“It has an orange-red, trumpet-like flower that will rebloom, although it is heaviest in the early summer,” Bate said. “The thing that really caught my eyes is that it is very disease-resistant and really one of the best honeysuckle vines.”
He said it will probably grow 8 to 10 feet if supported on a fence or trellis and is striking.
If you have read that honeysuckle is invasive, don’t worry. The invasive one is a Japanese shrub, while this is a native vine.
Estabrook also likes a Japanese maple that was a hit in the garden he created at the Portland Flower Show last month.
“Acer ‘Orange Dream’ is a nice Japanese maple that starts orange in the spring, turns a lime color and then turns back to orange again in the fall,” Estabrook said.
But flower gardening isn’t only plants and shrubs. There are also perennials and annuals.
Buck of Plants Unlimited in Rockport was impressed by three different black petunias, especially “Black Velvet.” There is also a black pinstriped one he likes.
Estabrook is high on some new Calibrachoa, common name Million Bells, in the Proven Winner line.
” ‘Coral Berry Punch’ and ‘Blackberry Punch’ are absolutely stunning,” he said. “I think they are going to be big sellers.”
Two heucheras, or coral bells, he admires are bicolors called “Lime Marmalade” and “Berry Smoothie.” He especially likes “Berry Smoothie,” which is a purplish red with dark veins running through it.
Palmer had an interesting take on “new,” saying he is “not sure what constitutes ‘new’ any more. Years ago, there were really new, novel, unique plants never seen before in the perennial world. Today, the nuances in new are hard to see.”
Among the ones he mentioned are Papaver “Place Pigalle,” an Oriental poppy with white petals surrounded by a vermillion edge; Helianthus “Sunshine Daydream,” an exquisite summer-blooming member of the sunflower family with large, 2.5-inch double-petaled yellow blossoms; and the “Milk and Honey” astilbe.
“Since this is a chinensis form, it is — among astilbes — relatively tolerant of dry conditions,” Palmer said. “Charming white blossoms appear in early August.”
He also said he gave the “Pink Penny” geranium a trial and was impressed. “An early summer pink-blooming variety reaching 12 inches in height but having a broader spread to 24 inches,” he said. It will bloom sporadically through the rest of the season and turn copper color in the fall.
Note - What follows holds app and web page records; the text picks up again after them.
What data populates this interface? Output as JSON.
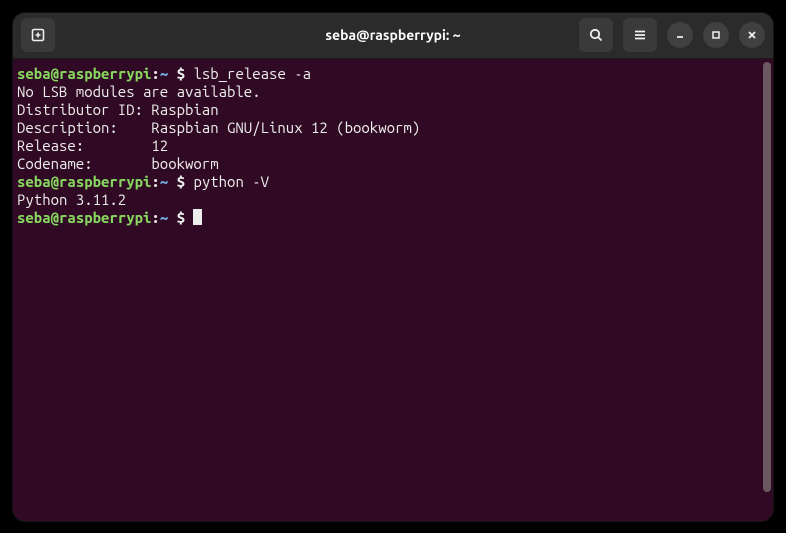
{
  "titlebar": {
    "title": "seba@raspberrypi: ~"
  },
  "prompt": {
    "user": "seba",
    "at": "@",
    "host": "raspberrypi",
    "colon": ":",
    "path": "~",
    "dollar": "$"
  },
  "session": {
    "cmd1": "lsb_release -a",
    "out1_l1": "No LSB modules are available.",
    "out1_l2": "Distributor ID: Raspbian",
    "out1_l3": "Description:    Raspbian GNU/Linux 12 (bookworm)",
    "out1_l4": "Release:        12",
    "out1_l5": "Codename:       bookworm",
    "cmd2": "python -V",
    "out2_l1": "Python 3.11.2"
  }
}
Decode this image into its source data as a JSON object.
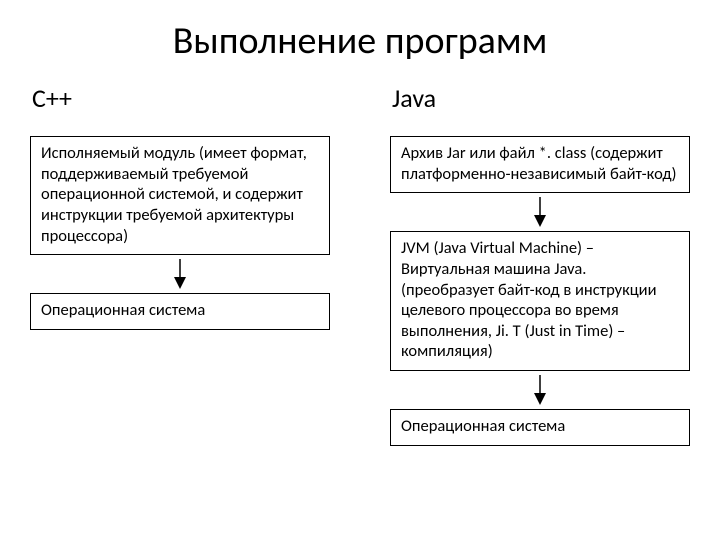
{
  "title": "Выполнение программ",
  "left": {
    "header": "C++",
    "box1": "Исполняемый модуль (имеет формат, поддерживаемый требуемой операционной системой, и содержит инструкции требуемой архитектуры процессора)",
    "box2": "Операционная система"
  },
  "right": {
    "header": "Java",
    "box1": "Архив Jar или файл *. class (содержит платформенно-независимый байт-код)",
    "box2": "JVM (Java Virtual Machine) – Виртуальная машина Java. (преобразует байт-код в инструкции целевого процессора во время выполнения, Ji. T (Just in Time) –компиляция)",
    "box3": "Операционная система"
  }
}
O’Donal, meanwhile, is excited about the Barth line of daylilies.
O’Donal’s purchased the line — created by Dr. Joseph Barth in Alna and continued by his son, Nicholas Barth, in Dresden — last summer. But this year, there will be more of them for sale at the Gorham nursery.
Nick Barth looks for daylilies that have a branching, candelabra form with multiple stems and blossoms.
Tom Atwell can be contacted at 791-6362 or at